Going back to the inappropriateness of the one litre sachet for the home treatment of diarrhoea for a moment. I’ve already pointed out the wastefulness of current practice, the fact that so many mothers are getting the mixing wrong and how it may be affecting the way they feel about doing the right thing. But let me add just one more thing, that should be of concern to those interested in improved health outcomes.
Giving a mother two one litre sachets, in theory, only provides enough ORS to treat for 2 days. You can see from the table below (from our endline survey) that mothers eke this out to 2.75 days. But this will come with the risk of contamination. However, when mothers are given 200ml sachets, there is no wastage and they treat their child for longer (3.55 days). Giving less total ORS, but in more appropriate sachet sizes, increases the number of days mothers are able to treat their children.
If we look at the number of 200ml sachets mothers used, it gets even more interesting. The graph below shows that 80% of mothers used 4 x 200ml sachets or less. Then there is a blip in the data where 10% of mothers used all 8 of the sachets provided in the trial kit. We think these mothers used 8 sachets, not because they needed to, but because 8 sachets were provided.
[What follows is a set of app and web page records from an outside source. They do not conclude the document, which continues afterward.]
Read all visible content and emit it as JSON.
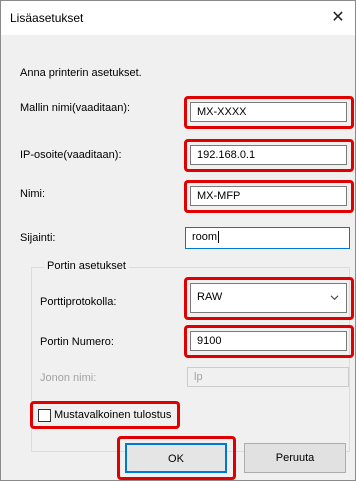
{
  "window": {
    "title": "Lisäasetukset",
    "close_glyph": "✕"
  },
  "instruction": "Anna printerin asetukset.",
  "fields": {
    "model": {
      "label": "Mallin nimi(vaaditaan):",
      "value": "MX-XXXX"
    },
    "ip": {
      "label": "IP-osoite(vaaditaan):",
      "value": "192.168.0.1"
    },
    "name": {
      "label": "Nimi:",
      "value": "MX-MFP"
    },
    "location": {
      "label": "Sijainti:",
      "value": "room"
    }
  },
  "port_group": {
    "title": "Portin asetukset",
    "protocol": {
      "label": "Porttiprotokolla:",
      "value": "RAW"
    },
    "port_number": {
      "label": "Portin Numero:",
      "value": "9100"
    },
    "queue": {
      "label": "Jonon nimi:",
      "value": "lp"
    }
  },
  "checkbox": {
    "label": "Mustavalkoinen tulostus",
    "checked": false
  },
  "buttons": {
    "ok": "OK",
    "cancel": "Peruuta"
  },
  "colors": {
    "highlight": "#e00000",
    "focus": "#0078d7",
    "disabled_text": "#a3a3a3"
  }
}
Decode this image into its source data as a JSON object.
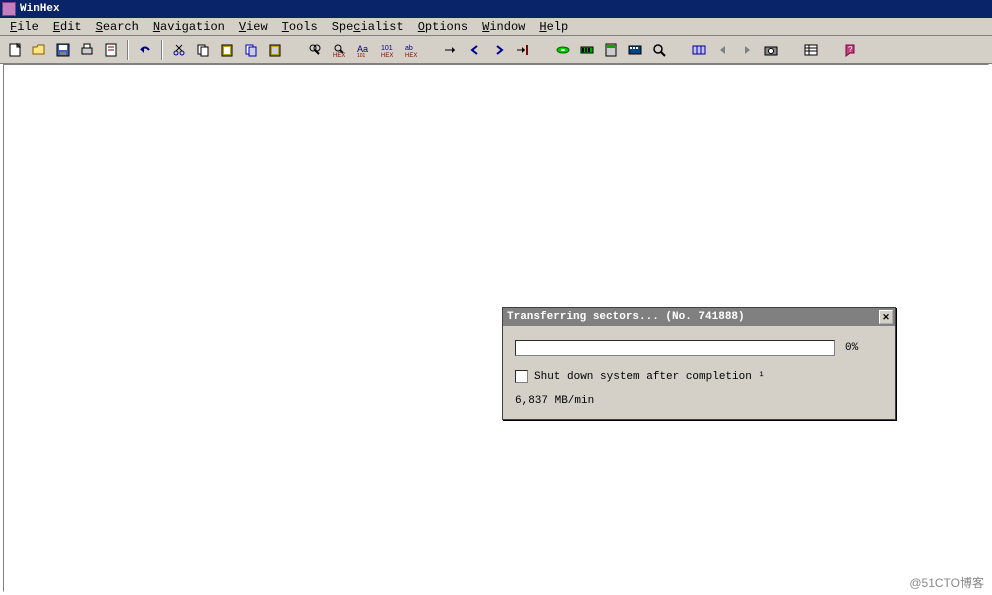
{
  "title": "WinHex",
  "menu": {
    "file": "File",
    "edit": "Edit",
    "search": "Search",
    "navigation": "Navigation",
    "view": "View",
    "tools": "Tools",
    "specialist": "Specialist",
    "options": "Options",
    "window": "Window",
    "help": "Help"
  },
  "toolbar": {
    "newfile": "new-file",
    "open": "open",
    "save": "save",
    "print": "print",
    "properties": "properties",
    "undo": "undo",
    "cut": "cut",
    "copy": "copy",
    "paste": "paste",
    "copyblock": "copy-block",
    "pasteblock": "paste-block",
    "find": "find",
    "findhex": "find-hex",
    "findtext": "find-text",
    "replace": "replace",
    "replacehex": "replace-hex",
    "gotooffset": "goto-offset",
    "back": "back",
    "forward": "forward",
    "gotomark": "goto-mark",
    "disk": "open-disk",
    "ram": "open-ram",
    "calculator": "calculator",
    "analyze": "analyze",
    "magnify": "magnify",
    "sync": "sync",
    "prev": "previous",
    "next": "next",
    "snapshot": "snapshot",
    "general": "general-options",
    "help": "help"
  },
  "dialog": {
    "title": "Transferring sectors...  (No. 741888)",
    "percent": "0%",
    "checkbox_label": "Shut down system after completion ¹",
    "rate": "6,837 MB/min"
  },
  "watermark": "@51CTO博客"
}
If you accept this, then 90% of women used 4 x sachets or less – that’s equivalent to a total of 800ml of ORS solution and yet standard practice is to give them 2 one litre sachets. Through western eyes this looks like a waste of ORS, through a mother’s eyes it looks like a terrible waste of safe water.
So, are one litre ORS sachets for the home treatment of diarrhoea one of the least user-friendly health product designs?
And if they are, then does it matter?
A note on the data in this post
The data contained in this blog post are unpublished and based on preliminary analysis of data from the ColaLife Operational Trial in Zambia (COTZ). Final calculations may vary and will be published in peer reviewed literature in due course. In the interim, the following citation may be used: Ramchandani, R. et al. (forthcoming). ColaLife Operational Trial Zambia (COTZ) Evaluation. Johns Hopkins Bloomberg School of Public Health, Baltimore. Related correspondence should be sent to Rohit Ramchandani (email@example.com) and copied to Simon Berry (firstname.lastname@example.org).
* Apologies for this metaphor but I’m an expectant Grandfather, and I’m on call, so such things are uppermost in my mind at the moment.